Young archaeologists dig up the past at Ford Colliery

The Big Dig at Ford Colliery
The Big Dig at Ford Colliery

Youngsters were given a hands-on introduction to archaeology when they took part in The Big Dig at Ford Colliery.

The event, organised by the Flodden 1513 Ecomuseum, was part of the ongoing commemorations to mark the 500th anniversary of the battle.

Its legacy was always to provide new and stimulating challenges and opportunities for local people and The Big Dig attracted more than 300 people, who all helped to make some exciting discoveries about the former coalmine, and the people who lived and worked there.

Jane Miller, education officer of the Flodden 1513 Ecomuseum said: “We had over 100 people over the weekend, including three Young Archaeologists’ Clubs (YAC) –Flodden YAC, Edinburgh YAC and North Pennines YAC. This included children from as far afield as Fife and Penrith!

“The community day on Sunday was a huge success, we found out more about the history of the site from members of the public who came along with their stories of relatives who had once lived at Ford Moss.”

The Big Dig also brought in around 200 school children attending over the three days from Chirnside Primary School, Duns Primary School, Longridge Towers School and Tweedmouth Middle School.

The children were busily employed digging, metal detecting, looking at census records from the archives and touring the site.

The event showed how archaeology has fired the imagination.

Although the digging produced fragments, with skilled interpretation the story these tell is always greater than the sum of their parts.

The former coal mine at Ford Moss was last used in 1918, and now only two of its structures remain visible.
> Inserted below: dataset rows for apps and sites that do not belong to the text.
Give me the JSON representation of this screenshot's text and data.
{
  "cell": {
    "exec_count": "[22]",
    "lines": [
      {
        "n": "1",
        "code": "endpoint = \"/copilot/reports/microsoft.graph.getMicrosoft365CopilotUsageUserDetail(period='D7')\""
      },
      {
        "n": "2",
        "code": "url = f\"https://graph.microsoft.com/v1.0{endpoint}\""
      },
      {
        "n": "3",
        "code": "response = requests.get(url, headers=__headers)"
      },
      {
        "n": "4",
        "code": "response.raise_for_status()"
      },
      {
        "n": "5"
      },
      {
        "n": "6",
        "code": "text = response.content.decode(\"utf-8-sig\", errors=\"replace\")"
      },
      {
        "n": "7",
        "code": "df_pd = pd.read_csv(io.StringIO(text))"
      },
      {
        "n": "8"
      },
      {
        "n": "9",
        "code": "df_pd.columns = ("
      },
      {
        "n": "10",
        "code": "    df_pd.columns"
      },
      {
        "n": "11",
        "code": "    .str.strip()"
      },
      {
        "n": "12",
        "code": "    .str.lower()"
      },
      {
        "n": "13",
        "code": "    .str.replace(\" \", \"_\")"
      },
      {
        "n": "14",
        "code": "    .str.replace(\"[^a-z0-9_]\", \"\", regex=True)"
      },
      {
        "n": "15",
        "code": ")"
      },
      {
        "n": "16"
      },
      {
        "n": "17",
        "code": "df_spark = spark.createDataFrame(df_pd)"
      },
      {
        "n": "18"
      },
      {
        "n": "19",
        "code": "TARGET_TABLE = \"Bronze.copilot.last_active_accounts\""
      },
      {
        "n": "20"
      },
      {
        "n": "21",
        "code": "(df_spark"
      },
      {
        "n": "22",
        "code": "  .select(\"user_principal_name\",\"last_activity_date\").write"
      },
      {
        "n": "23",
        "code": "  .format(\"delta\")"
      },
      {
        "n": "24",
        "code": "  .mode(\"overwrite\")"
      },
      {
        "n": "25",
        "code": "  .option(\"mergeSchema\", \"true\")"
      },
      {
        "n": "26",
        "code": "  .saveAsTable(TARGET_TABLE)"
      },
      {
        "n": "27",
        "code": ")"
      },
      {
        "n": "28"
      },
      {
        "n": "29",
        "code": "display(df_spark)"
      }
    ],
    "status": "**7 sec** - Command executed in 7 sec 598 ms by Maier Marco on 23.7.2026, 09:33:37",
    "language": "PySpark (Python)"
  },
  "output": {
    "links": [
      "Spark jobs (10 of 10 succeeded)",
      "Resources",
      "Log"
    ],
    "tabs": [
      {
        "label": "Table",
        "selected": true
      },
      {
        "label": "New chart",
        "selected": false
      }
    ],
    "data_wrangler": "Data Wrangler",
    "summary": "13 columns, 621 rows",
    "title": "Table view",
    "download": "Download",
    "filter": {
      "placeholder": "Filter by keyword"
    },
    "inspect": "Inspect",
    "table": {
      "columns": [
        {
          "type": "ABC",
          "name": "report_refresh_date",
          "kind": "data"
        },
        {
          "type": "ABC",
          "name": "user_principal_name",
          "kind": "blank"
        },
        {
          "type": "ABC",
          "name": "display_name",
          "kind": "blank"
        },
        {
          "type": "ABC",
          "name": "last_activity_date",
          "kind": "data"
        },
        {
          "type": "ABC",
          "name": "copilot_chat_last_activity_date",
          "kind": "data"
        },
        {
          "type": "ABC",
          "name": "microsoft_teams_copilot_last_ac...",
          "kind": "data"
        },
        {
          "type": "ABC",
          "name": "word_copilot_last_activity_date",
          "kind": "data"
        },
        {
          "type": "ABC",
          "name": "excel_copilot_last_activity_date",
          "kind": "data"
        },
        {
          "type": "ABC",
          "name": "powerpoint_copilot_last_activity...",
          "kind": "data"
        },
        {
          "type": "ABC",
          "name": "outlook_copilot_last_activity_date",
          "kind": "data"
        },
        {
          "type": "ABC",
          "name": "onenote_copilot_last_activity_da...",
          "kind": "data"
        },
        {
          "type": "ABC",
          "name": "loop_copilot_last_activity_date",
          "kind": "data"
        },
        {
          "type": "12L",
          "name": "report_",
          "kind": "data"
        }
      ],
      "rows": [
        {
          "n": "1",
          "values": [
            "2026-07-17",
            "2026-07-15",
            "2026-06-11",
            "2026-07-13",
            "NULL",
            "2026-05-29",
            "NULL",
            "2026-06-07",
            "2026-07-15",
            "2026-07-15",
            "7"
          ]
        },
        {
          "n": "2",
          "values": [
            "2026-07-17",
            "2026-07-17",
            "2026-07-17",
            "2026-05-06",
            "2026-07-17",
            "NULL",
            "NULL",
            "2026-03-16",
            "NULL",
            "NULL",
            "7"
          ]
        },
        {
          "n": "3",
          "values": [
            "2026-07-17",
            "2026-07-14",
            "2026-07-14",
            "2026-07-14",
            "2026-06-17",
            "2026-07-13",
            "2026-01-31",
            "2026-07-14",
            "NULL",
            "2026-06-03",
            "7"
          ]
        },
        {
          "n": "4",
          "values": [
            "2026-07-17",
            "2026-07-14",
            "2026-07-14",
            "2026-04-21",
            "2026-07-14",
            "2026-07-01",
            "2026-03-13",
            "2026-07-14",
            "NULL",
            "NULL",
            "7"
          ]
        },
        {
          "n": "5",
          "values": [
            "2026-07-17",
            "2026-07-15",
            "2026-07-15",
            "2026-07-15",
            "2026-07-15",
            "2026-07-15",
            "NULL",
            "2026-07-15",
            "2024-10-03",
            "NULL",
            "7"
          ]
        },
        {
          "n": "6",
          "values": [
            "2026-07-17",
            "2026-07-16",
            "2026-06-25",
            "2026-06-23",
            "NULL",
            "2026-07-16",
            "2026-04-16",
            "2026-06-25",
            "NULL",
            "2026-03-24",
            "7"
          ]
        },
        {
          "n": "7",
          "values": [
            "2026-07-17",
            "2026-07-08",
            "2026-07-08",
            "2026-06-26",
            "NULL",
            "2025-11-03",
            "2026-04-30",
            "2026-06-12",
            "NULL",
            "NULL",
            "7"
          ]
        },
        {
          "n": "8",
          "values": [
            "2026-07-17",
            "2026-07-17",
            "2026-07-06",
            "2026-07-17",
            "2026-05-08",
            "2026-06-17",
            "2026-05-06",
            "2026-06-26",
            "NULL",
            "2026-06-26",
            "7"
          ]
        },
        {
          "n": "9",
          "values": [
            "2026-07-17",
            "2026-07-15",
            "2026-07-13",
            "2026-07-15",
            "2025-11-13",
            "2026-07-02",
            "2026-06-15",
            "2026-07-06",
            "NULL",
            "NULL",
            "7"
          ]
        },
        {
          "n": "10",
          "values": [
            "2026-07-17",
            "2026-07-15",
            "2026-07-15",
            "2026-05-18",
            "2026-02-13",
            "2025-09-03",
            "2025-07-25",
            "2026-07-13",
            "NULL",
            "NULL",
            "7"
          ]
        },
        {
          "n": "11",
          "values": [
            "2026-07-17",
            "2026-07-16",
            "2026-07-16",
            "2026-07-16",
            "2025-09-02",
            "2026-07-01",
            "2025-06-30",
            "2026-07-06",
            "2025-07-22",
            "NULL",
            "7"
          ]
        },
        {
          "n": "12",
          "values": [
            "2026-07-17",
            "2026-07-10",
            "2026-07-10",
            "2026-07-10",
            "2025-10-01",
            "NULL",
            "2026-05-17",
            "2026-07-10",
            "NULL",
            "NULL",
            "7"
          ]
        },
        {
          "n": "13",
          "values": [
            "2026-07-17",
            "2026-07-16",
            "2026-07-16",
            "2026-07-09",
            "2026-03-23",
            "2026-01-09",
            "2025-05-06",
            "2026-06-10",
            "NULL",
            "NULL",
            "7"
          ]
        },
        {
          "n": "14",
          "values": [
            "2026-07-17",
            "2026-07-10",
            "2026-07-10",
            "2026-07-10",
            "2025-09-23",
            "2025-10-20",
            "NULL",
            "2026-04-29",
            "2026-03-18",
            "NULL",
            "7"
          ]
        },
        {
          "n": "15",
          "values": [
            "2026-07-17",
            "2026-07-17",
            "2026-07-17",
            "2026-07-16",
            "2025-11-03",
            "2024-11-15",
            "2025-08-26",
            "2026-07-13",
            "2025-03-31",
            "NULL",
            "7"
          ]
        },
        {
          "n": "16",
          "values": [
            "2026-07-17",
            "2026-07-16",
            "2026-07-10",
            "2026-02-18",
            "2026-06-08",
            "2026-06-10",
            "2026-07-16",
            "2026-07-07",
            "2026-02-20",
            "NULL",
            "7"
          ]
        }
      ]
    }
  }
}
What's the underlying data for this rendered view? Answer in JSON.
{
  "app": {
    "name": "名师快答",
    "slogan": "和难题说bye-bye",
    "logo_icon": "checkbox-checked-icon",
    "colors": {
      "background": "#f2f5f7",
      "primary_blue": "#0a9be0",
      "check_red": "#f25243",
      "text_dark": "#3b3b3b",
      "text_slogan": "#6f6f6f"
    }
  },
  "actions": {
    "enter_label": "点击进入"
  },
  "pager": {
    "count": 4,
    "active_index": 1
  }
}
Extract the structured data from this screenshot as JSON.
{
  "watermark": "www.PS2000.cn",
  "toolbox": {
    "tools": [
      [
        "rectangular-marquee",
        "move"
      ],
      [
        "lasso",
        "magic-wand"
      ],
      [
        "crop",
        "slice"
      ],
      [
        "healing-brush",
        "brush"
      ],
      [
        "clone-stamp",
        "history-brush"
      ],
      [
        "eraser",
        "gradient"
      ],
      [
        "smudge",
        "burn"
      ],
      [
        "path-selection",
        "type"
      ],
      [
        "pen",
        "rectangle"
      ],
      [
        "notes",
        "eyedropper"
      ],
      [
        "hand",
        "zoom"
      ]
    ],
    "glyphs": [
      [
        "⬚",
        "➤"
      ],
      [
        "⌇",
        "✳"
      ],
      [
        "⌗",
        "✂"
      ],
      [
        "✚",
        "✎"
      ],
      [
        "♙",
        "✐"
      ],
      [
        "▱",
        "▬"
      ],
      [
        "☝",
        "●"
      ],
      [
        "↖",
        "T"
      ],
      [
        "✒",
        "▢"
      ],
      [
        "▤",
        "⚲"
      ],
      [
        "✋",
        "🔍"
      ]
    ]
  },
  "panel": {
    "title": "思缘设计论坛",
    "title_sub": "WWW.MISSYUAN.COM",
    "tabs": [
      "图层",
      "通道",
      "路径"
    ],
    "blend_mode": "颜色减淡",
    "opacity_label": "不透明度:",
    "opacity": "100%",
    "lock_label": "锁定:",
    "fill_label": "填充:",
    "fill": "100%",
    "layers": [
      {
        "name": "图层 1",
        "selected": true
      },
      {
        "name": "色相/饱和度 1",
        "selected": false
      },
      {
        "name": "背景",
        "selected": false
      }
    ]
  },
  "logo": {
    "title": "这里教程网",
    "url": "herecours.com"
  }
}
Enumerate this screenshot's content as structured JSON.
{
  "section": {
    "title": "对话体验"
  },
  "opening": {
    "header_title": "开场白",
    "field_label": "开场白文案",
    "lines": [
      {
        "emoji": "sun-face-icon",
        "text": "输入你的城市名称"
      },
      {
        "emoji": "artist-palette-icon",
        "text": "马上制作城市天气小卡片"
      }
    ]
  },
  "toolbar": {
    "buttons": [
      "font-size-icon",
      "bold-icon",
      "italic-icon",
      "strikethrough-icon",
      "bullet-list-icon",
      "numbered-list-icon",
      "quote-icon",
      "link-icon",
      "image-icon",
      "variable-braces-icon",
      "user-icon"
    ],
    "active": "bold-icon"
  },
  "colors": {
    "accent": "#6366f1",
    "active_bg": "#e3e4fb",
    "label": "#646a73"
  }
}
However, the site is rich in buried archaeological treasure, as was revealed last year during the first Big Dig for youngsters.

The Big Dig also included guided tours of the site looking at the history, archaeology and geology of the area, aimed at piecing together a picture of what life was like in this small, rural mining community more than 100 years ago.

Jane said: “People of all ages love archaeology – it’s the personal connection with the past that is so powerful.

“The best find so far, for me, is a piece of a tiny teacup obviously from a child’s toy tea set.”

Lasting for four years, the £1.3 million Flodden 1513 project aims to raise the profile of the Battle of Flodden and leave a lasting legacy for communities in north Northumberland and the Scottish Borders.